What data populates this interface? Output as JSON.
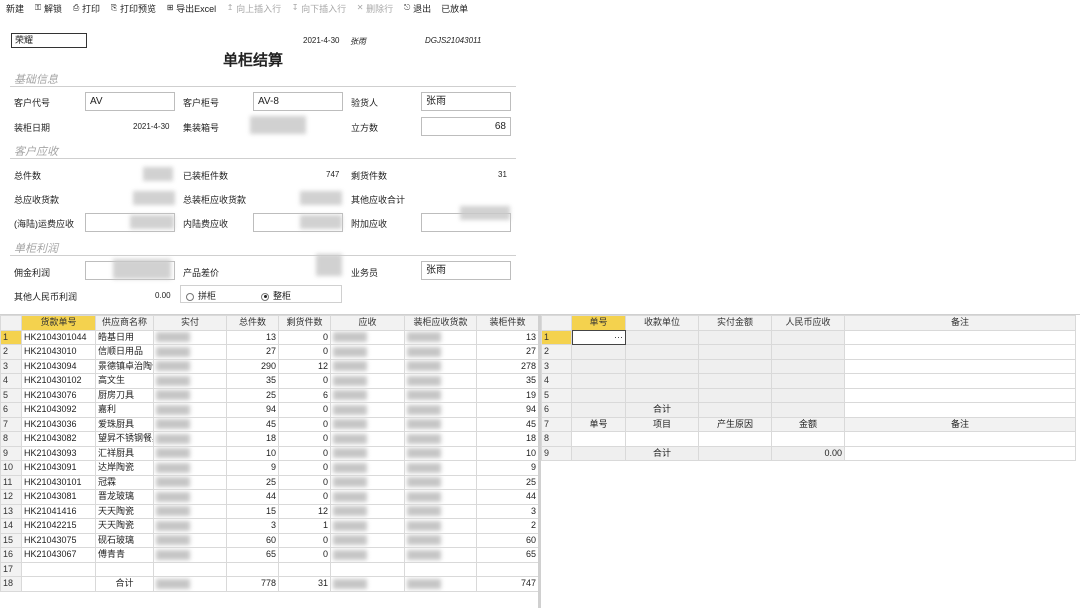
{
  "toolbar": {
    "items": [
      {
        "label": "新建",
        "icon": "",
        "disabled": false
      },
      {
        "label": "解锁",
        "icon": "⚿",
        "disabled": false
      },
      {
        "label": "打印",
        "icon": "⎙",
        "disabled": false
      },
      {
        "label": "打印预览",
        "icon": "⎘",
        "disabled": false
      },
      {
        "label": "导出Excel",
        "icon": "⊞",
        "disabled": false
      },
      {
        "label": "向上插入行",
        "icon": "↥",
        "disabled": true
      },
      {
        "label": "向下插入行",
        "icon": "↧",
        "disabled": true
      },
      {
        "label": "删除行",
        "icon": "✕",
        "disabled": true
      },
      {
        "label": "退出",
        "icon": "⎋",
        "disabled": false
      },
      {
        "label": "已放单",
        "icon": "",
        "disabled": false
      }
    ]
  },
  "header": {
    "combo_value": "荣耀",
    "date": "2021-4-30",
    "operator": "张雨",
    "doc_no": "DGJS21043011",
    "title": "单柜结算"
  },
  "sections": {
    "basic": "基础信息",
    "receivable": "客户应收",
    "profit": "单柜利润"
  },
  "basic": {
    "customer_code_label": "客户代号",
    "customer_code": "AV",
    "container_no_label": "客户柜号",
    "container_no": "AV-8",
    "inspector_label": "验货人",
    "inspector": "张雨",
    "load_date_label": "装柜日期",
    "load_date": "2021-4-30",
    "box_no_label": "集装箱号",
    "cbm_label": "立方数",
    "cbm": "68"
  },
  "receivable": {
    "total_pcs_label": "总件数",
    "loaded_pcs_label": "已装柜件数",
    "loaded_pcs": "747",
    "remain_pcs_label": "剩货件数",
    "remain_pcs": "31",
    "total_recv_label": "总应收货款",
    "loaded_recv_label": "总装柜应收货款",
    "other_recv_label": "其他应收合计",
    "sea_freight_label": "(海陆)运费应收",
    "inland_label": "内陆费应收",
    "extra_label": "附加应收"
  },
  "profit": {
    "commission_label": "佣金利润",
    "price_diff_label": "产品差价",
    "salesman_label": "业务员",
    "salesman": "张雨",
    "other_rmb_label": "其他人民币利润",
    "other_rmb": "0.00",
    "radio_lcl": "拼柜",
    "radio_fcl": "整柜"
  },
  "left_grid": {
    "columns": [
      "货款单号",
      "供应商名称",
      "实付",
      "总件数",
      "剩货件数",
      "应收",
      "装柜应收货款",
      "装柜件数"
    ],
    "rows": [
      {
        "n": "1",
        "order": "HK2104301044",
        "supplier": "皓基日用",
        "total": "13",
        "remain": "0",
        "loaded": "13"
      },
      {
        "n": "2",
        "order": "HK21043010",
        "supplier": "信顺日用品",
        "total": "27",
        "remain": "0",
        "loaded": "27"
      },
      {
        "n": "3",
        "order": "HK21043094",
        "supplier": "景德镇卓治陶瓷",
        "total": "290",
        "remain": "12",
        "loaded": "278"
      },
      {
        "n": "4",
        "order": "HK210430102",
        "supplier": "高文生",
        "total": "35",
        "remain": "0",
        "loaded": "35"
      },
      {
        "n": "5",
        "order": "HK21043076",
        "supplier": "厨房刀具",
        "total": "25",
        "remain": "6",
        "loaded": "19"
      },
      {
        "n": "6",
        "order": "HK21043092",
        "supplier": "嘉利",
        "total": "94",
        "remain": "0",
        "loaded": "94"
      },
      {
        "n": "7",
        "order": "HK21043036",
        "supplier": "爱珠厨具",
        "total": "45",
        "remain": "0",
        "loaded": "45"
      },
      {
        "n": "8",
        "order": "HK21043082",
        "supplier": "望昇不锈钢餐具",
        "total": "18",
        "remain": "0",
        "loaded": "18"
      },
      {
        "n": "9",
        "order": "HK21043093",
        "supplier": "汇祥厨具",
        "total": "10",
        "remain": "0",
        "loaded": "10"
      },
      {
        "n": "10",
        "order": "HK21043091",
        "supplier": "达岸陶瓷",
        "total": "9",
        "remain": "0",
        "loaded": "9"
      },
      {
        "n": "11",
        "order": "HK210430101",
        "supplier": "冠霖",
        "total": "25",
        "remain": "0",
        "loaded": "25"
      },
      {
        "n": "12",
        "order": "HK21043081",
        "supplier": "晋龙玻璃",
        "total": "44",
        "remain": "0",
        "loaded": "44"
      },
      {
        "n": "13",
        "order": "HK21041416",
        "supplier": "天天陶瓷",
        "total": "15",
        "remain": "12",
        "loaded": "3"
      },
      {
        "n": "14",
        "order": "HK21042215",
        "supplier": "天天陶瓷",
        "total": "3",
        "remain": "1",
        "loaded": "2"
      },
      {
        "n": "15",
        "order": "HK21043075",
        "supplier": "砚石玻璃",
        "total": "60",
        "remain": "0",
        "loaded": "60"
      },
      {
        "n": "16",
        "order": "HK21043067",
        "supplier": "傅青青",
        "total": "65",
        "remain": "0",
        "loaded": "65"
      },
      {
        "n": "17",
        "order": "",
        "supplier": "",
        "total": "",
        "remain": "",
        "loaded": ""
      },
      {
        "n": "18",
        "order": "",
        "supplier": "合计",
        "total": "778",
        "remain": "31",
        "loaded": "747"
      }
    ]
  },
  "right_grid": {
    "columns": [
      "单号",
      "收款单位",
      "实付金额",
      "人民币应收",
      "备注"
    ],
    "row6_label": "合计",
    "sub_columns": [
      "单号",
      "项目",
      "产生原因",
      "金额",
      "备注"
    ],
    "row9_label": "合计",
    "row9_amount": "0.00",
    "ellipsis": "···",
    "row_numbers": [
      "1",
      "2",
      "3",
      "4",
      "5",
      "6",
      "7",
      "8",
      "9"
    ]
  },
  "colors": {
    "accent_yellow": "#f4d24e",
    "section_gray": "#a6a6a6"
  }
}
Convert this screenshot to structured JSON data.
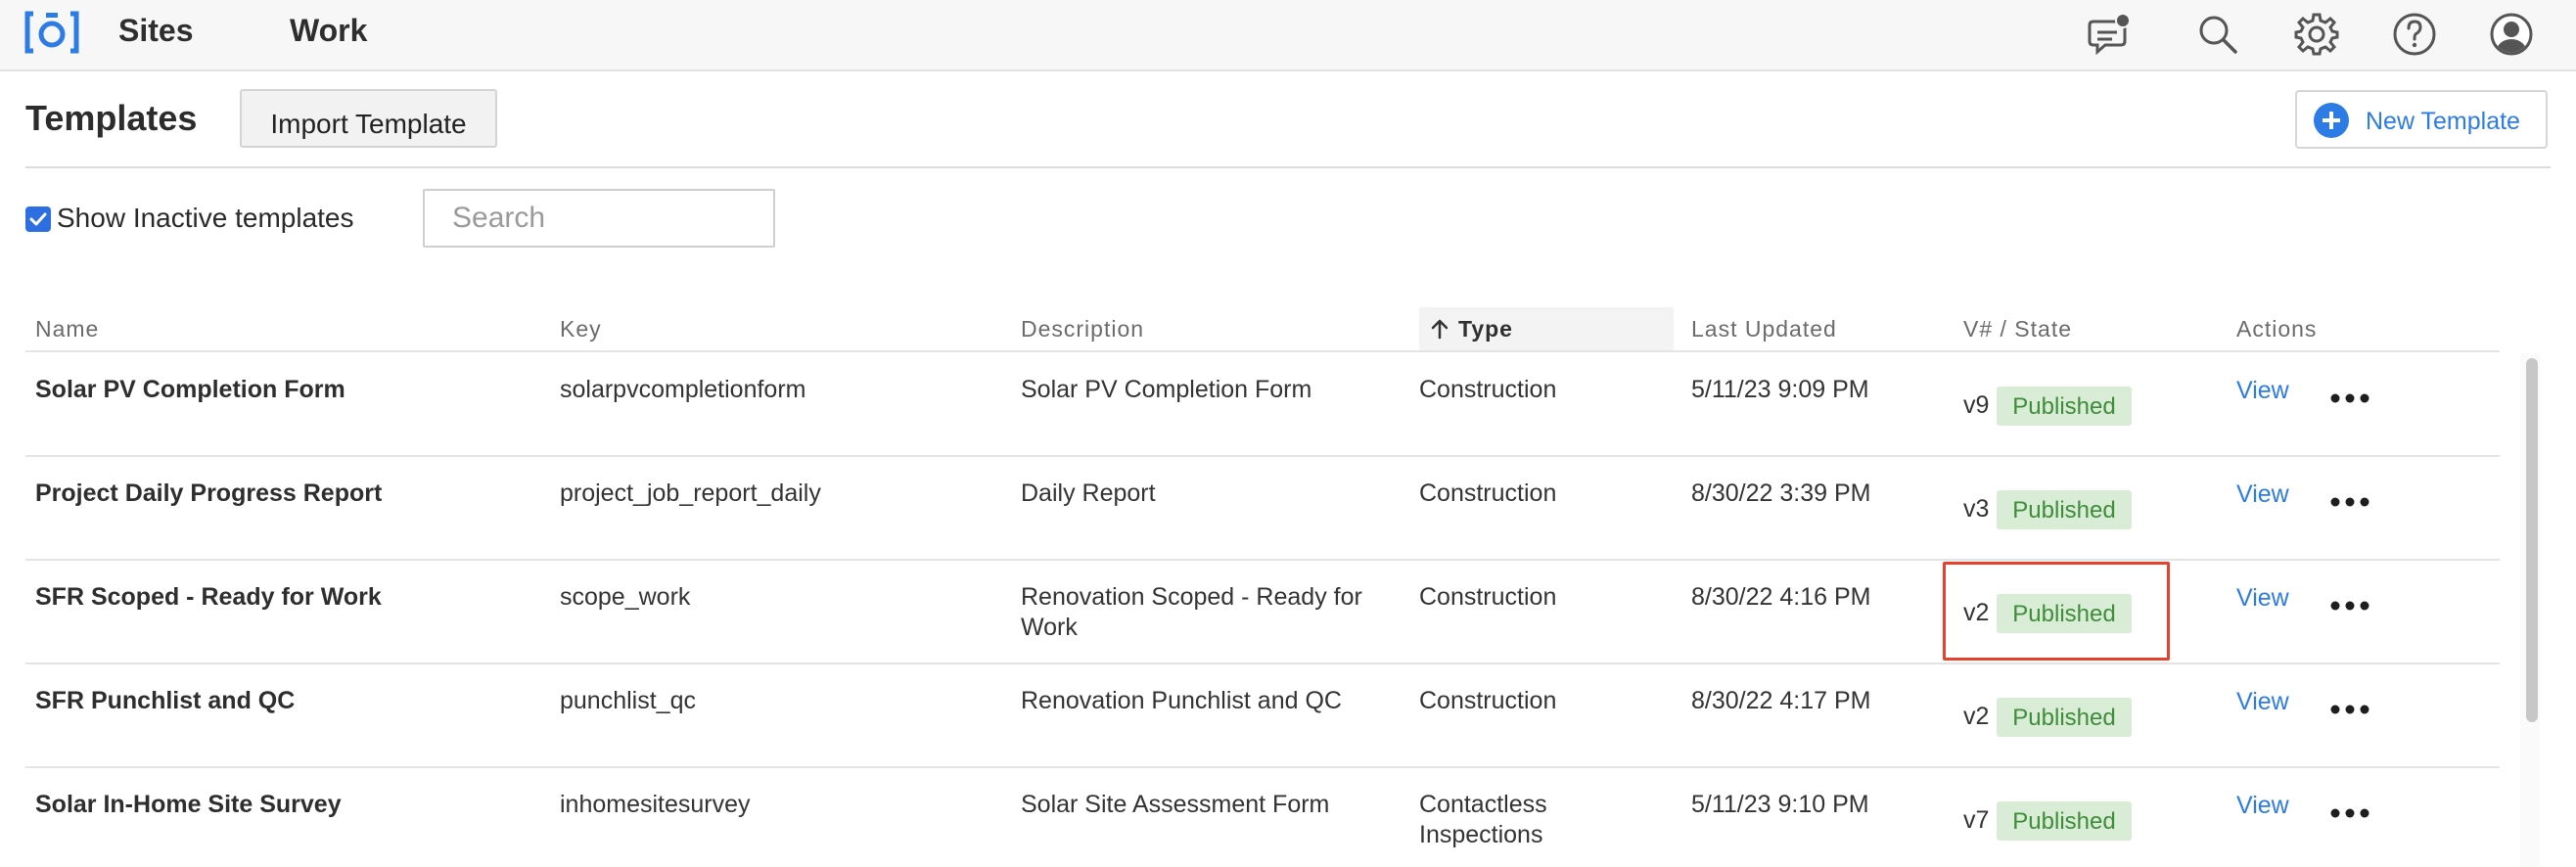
{
  "nav": {
    "logo": "brand-logo-icon",
    "items": [
      {
        "label": "Sites"
      },
      {
        "label": "Work"
      }
    ],
    "icons": [
      "chat-notification-icon",
      "search-icon",
      "gear-icon",
      "help-icon",
      "user-avatar-icon"
    ],
    "accent": "#2d7be5"
  },
  "header": {
    "title": "Templates",
    "import_label": "Import Template",
    "new_label": "New Template"
  },
  "filters": {
    "show_inactive_label": "Show Inactive templates",
    "show_inactive_checked": true,
    "search_placeholder": "Search",
    "search_value": ""
  },
  "table": {
    "columns": [
      "Name",
      "Key",
      "Description",
      "Type",
      "Last Updated",
      "V# / State",
      "Actions"
    ],
    "sorted_column": "Type",
    "sort_direction": "ascending",
    "rows": [
      {
        "name": "Solar PV Completion Form",
        "key": "solarpvcompletionform",
        "description": "Solar PV Completion Form",
        "type": "Construction",
        "updated": "5/11/23 9:09 PM",
        "version": "v9",
        "state": "Published",
        "action": "View"
      },
      {
        "name": "Project Daily Progress Report",
        "key": "project_job_report_daily",
        "description": "Daily Report",
        "type": "Construction",
        "updated": "8/30/22 3:39 PM",
        "version": "v3",
        "state": "Published",
        "action": "View"
      },
      {
        "name": "SFR Scoped - Ready for Work",
        "key": "scope_work",
        "description": "Renovation Scoped - Ready for Work",
        "type": "Construction",
        "updated": "8/30/22 4:16 PM",
        "version": "v2",
        "state": "Published",
        "action": "View",
        "highlighted": true
      },
      {
        "name": "SFR Punchlist and QC",
        "key": "punchlist_qc",
        "description": "Renovation Punchlist and QC",
        "type": "Construction",
        "updated": "8/30/22 4:17 PM",
        "version": "v2",
        "state": "Published",
        "action": "View"
      },
      {
        "name": "Solar In-Home Site Survey",
        "key": "inhomesitesurvey",
        "description": "Solar Site Assessment Form",
        "type": "Contactless Inspections",
        "updated": "5/11/23 9:10 PM",
        "version": "v7",
        "state": "Published",
        "action": "View"
      }
    ],
    "badge_colors": {
      "background": "#d9ecd6",
      "text": "#3f8c3a"
    },
    "highlight_color": "#e5412d"
  }
}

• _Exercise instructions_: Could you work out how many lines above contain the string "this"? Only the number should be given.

• _Completed exercise_: 2